Two Franciscan friars describe their high-risk ministry in Syria's Idlib province in one of the country’s last jihadist strongholds. They convey the daily threat that weighs on them and on the flock of some three hundred Catholic families they assist at the risk of their lives.
Fr. Hanna Jallouf is sixty-seven, Fr. Luai Bsharat is forty. These two Franciscans are the last priests to minister in the province of Idlib, near the border between Turkey and western Syria.
The two sons of St. Francis bring spiritual help to three hundred families who are holed up in the villages of Knayeh and Yacoubieh.
It was through their superior, Fr. Firas Lufti, guardian of the province of St. Paul for the Franciscans of Syria, that the two priests decided to entrust some details of their apostolate. The interview was published on October 22, 2020, on the English-language portal of the association of Aid to the Church in Need.
Fr. Lutfi sets the scene, conveying the suffering of Christians in Idlib, which began ten years ago when the Islamic State (IS) organization proclaimed a caliphate in the region: “they (the jihadists) confiscated Christians’ properties and imposed Sharia law; they destroyed and prohibited any apparent Christian symbol, such as the crosses above churches and cemeteries,” the cleric said.
Even today, even though IS no longer officially exists, the region is still in the hands of Al Qaeda’s djiahdists, and Christians still face “absolute persecution, violence, and fear.”
But, “despite the daily difficulties and the unbearable miseries, Fr. Luai Bsharat and Fr. Hanna Jallouf have decided to stay, because they are convinced that they must serve, and try to protect the Christians who remain, and they think that this region should not be abandoned,” the provincial of the Franciscans of Syria explains with emotion.

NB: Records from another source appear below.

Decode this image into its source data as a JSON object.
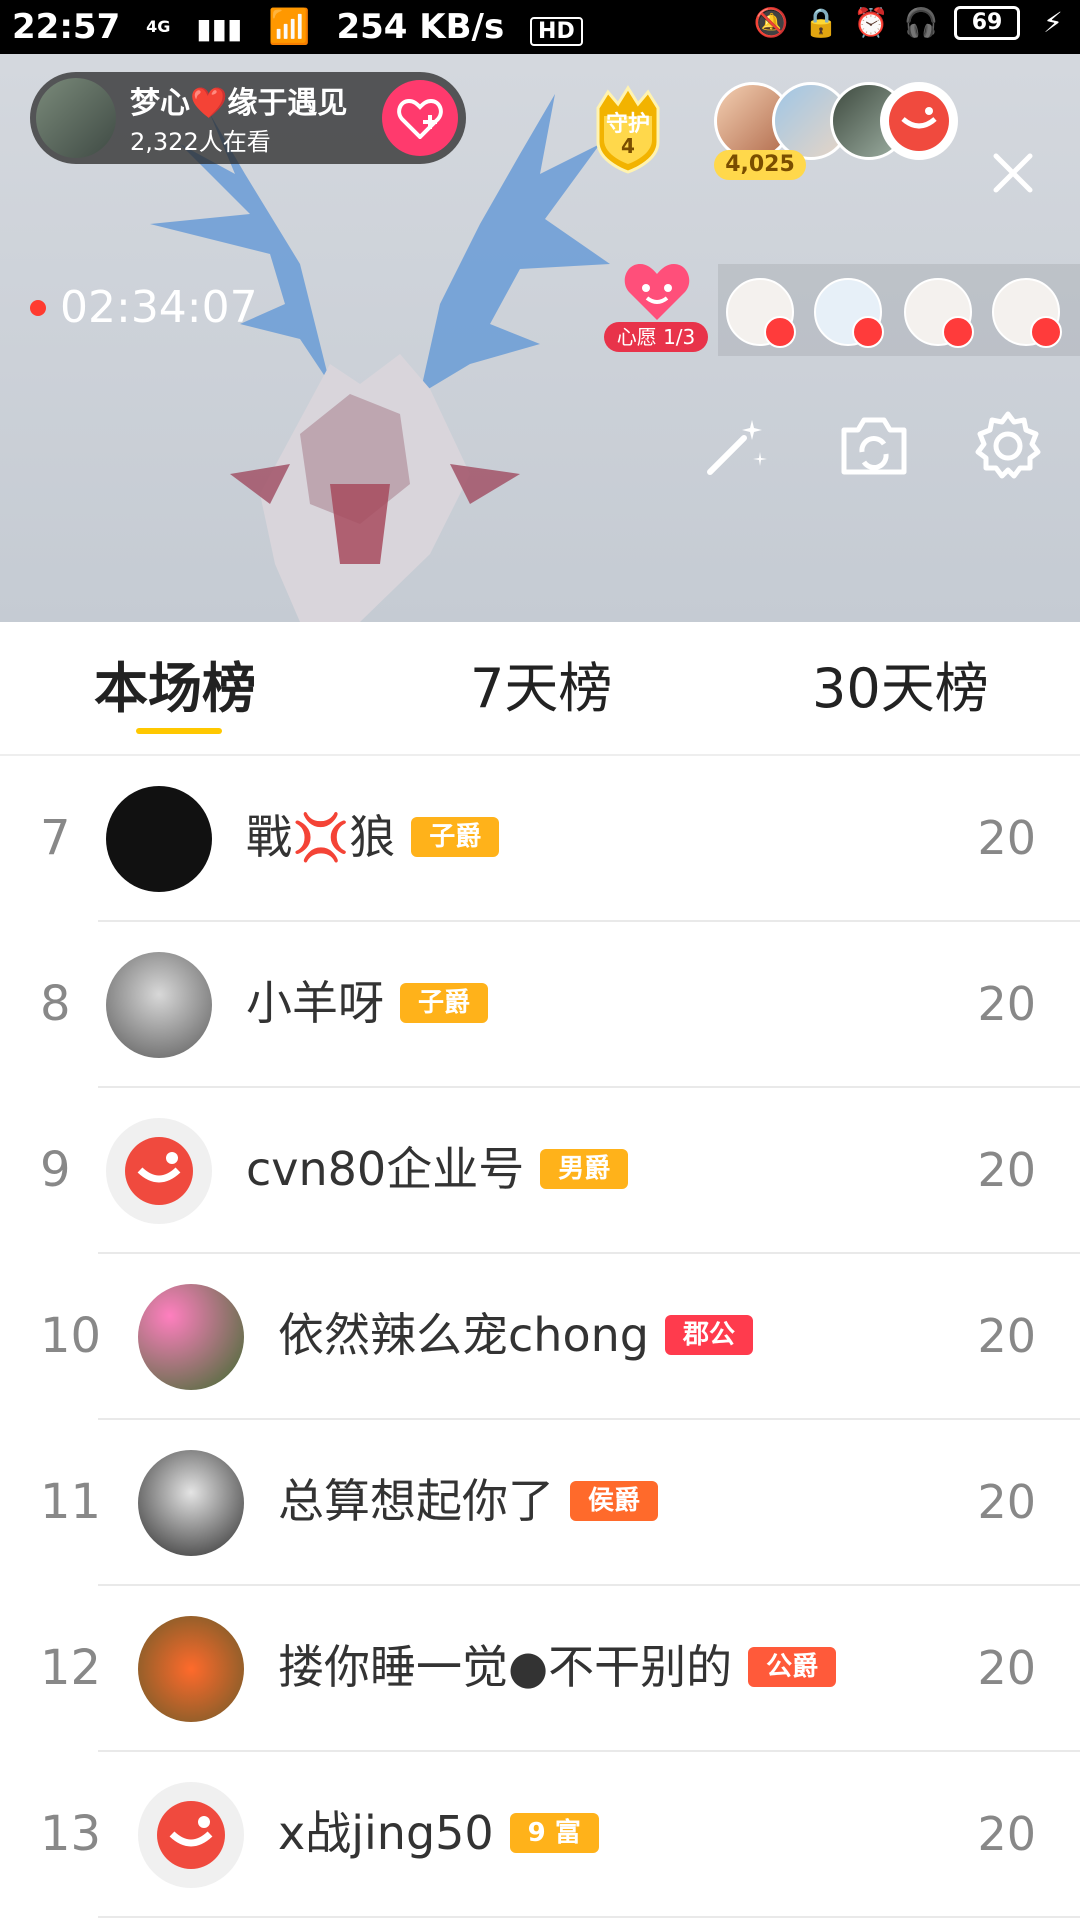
{
  "status_bar": {
    "time": "22:57",
    "network": "4G",
    "speed": "254 KB/s",
    "hd": "HD",
    "battery": "69"
  },
  "live": {
    "host_name": "梦心❤️缘于遇见",
    "viewers": "2,322人在看",
    "guard_label": "守护",
    "guard_count": "4",
    "coins": "4,025",
    "timer": "02:34:07",
    "wish_label": "心愿 1/3",
    "icons": [
      "magic-wand-icon",
      "camera-switch-icon",
      "gear-icon",
      "close-icon"
    ]
  },
  "tabs": [
    {
      "label": "本场榜",
      "active": true
    },
    {
      "label": "7天榜",
      "active": false
    },
    {
      "label": "30天榜",
      "active": false
    }
  ],
  "rankings": [
    {
      "rank": "7",
      "name": "戰💢狼",
      "badge": "子爵",
      "badge_color": "#ffb21a",
      "score": "20"
    },
    {
      "rank": "8",
      "name": "小羊呀",
      "badge": "子爵",
      "badge_color": "#ffb21a",
      "score": "20"
    },
    {
      "rank": "9",
      "name": "cvn80企业号",
      "badge": "男爵",
      "badge_color": "#ffb21a",
      "score": "20"
    },
    {
      "rank": "10",
      "name": "依然辣么宠chong",
      "badge": "郡公",
      "badge_color": "#ff3b4d",
      "score": "20"
    },
    {
      "rank": "11",
      "name": "总算想起你了",
      "badge": "侯爵",
      "badge_color": "#ff6a2b",
      "score": "20"
    },
    {
      "rank": "12",
      "name": "搂你睡一觉●不干别的",
      "badge": "公爵",
      "badge_color": "#ff5a3a",
      "score": "20"
    },
    {
      "rank": "13",
      "name": "x战jing50",
      "badge": "9 富",
      "badge_color": "#ffb21a",
      "score": "20"
    }
  ]
}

Fr. Lutfi does not hide his pride in the two priests: “Their presence is a sign of hope in the midst of darkness.… For Christian families, this is of capital importance, they help to strengthen the Church,” he insists.
But Fr. Jallouf and Fr. Bsharat know that their ministry is at high risk: “Fr. François Murad was beheaded in 2013, and more recently a teacher was raped and murdered in Yacoubieh,” added Fr. Lutfi.
The Idlib region remains a breeding ground for international jihadism: the Russian-Chechen Abdoullakh Anzorov’s use of the telephone system allowed authorities to learn that the terrorist, who is guilty of having beheaded a French teacher in Conflans-Sainte-Honorine (Yvelines) on October 16, had exchanged, before his act, information with two Allah fanatics who were clearly in Idlib.
The region remains a place of asylum for thousands of foreign Islamists, notably French, British, and Chechens. It is the last bastion of resistance to the Bashar al-Assad regime, which has regained control of around seventy percent of Syrian territory, thanks to military aid from Russia.